Looking at news stories about the application of nanotechnology to medical issues it seemed to me that articles about curing heart disease show up much less frequently than articles about curing cancer. That got me thinking, so I started looking for programs that coordinate and fund research for the application of nanotechnology to curing heart disease.
It turns out that the U.S. National Heart Lung and Blood Institute has funded four Program of Excellence in Nanotechnology Teams to focus on the use of nanotechnology in the diagnosis and treatment of heart and lung diseases. One such Program of Excellence in Nanotechnology (PEN) for the Treatment of Vulnerable Plaque is a partnership of researchers at the University of California Santa Barbara, the Scripps Research Institute, and the Burnham Institute.
Vulnerable plaque refers to the existence of both stable and unstable or vulnerable plaque coating artery walls. This group's focus is on the vulnerable plaque which has the potential of flaking off the artery wall into the bloodstream and causing a heart attack. They have demonstrated that nanoparticles with certain peptides attached will home in on arterial plaque. This team intends to develop nanoparticles that will deliver therapeutic drugs directly to that vulnerable plaque.
The U.S. National Heart Lung and Blood Institute has been funding this program at the PEN for the Treatment of Vulnerable Plaque and the other three PEN Teams for the last five years. The NHLBI budget for 2010 states that it is renewing the funding for the PEN program with "an increased emphasis on translation to pre-clinical/clinical studies and commercialization."
We can all look forward to the results of this movement towards commercially available treatments using nanotechnology to drive down the incidence of deaths by heart attacks.
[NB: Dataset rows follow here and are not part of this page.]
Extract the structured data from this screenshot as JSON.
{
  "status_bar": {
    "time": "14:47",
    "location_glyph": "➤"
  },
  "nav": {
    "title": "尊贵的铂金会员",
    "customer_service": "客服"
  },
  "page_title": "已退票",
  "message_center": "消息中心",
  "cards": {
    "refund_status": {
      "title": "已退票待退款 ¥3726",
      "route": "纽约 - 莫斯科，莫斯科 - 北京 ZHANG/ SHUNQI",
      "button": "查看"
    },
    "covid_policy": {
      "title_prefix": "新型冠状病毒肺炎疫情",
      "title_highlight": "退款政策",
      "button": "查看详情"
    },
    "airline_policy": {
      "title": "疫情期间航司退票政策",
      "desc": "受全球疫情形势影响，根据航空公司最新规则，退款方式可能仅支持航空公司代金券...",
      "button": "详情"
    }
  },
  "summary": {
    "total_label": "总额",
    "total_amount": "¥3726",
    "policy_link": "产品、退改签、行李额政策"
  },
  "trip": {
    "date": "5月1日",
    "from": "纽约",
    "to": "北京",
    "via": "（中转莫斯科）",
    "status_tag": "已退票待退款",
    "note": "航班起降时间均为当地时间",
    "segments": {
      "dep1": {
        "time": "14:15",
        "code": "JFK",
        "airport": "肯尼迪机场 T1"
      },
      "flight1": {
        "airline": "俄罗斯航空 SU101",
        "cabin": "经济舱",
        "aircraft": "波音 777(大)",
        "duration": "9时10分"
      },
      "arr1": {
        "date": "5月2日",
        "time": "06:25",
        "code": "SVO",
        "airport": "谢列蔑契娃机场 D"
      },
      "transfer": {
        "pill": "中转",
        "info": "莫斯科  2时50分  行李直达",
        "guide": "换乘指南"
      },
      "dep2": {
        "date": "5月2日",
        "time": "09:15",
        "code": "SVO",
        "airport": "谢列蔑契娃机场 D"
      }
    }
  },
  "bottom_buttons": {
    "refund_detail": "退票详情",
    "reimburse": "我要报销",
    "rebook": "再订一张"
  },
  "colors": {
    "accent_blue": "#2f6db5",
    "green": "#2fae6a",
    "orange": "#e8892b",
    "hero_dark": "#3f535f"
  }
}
For more information on research into the use of nanotechnology to cure heart disease, go to my Nanotechnology vs. Heart Disease Web page at http://www.understandingnano.com/heart-disease-nanotechnology.html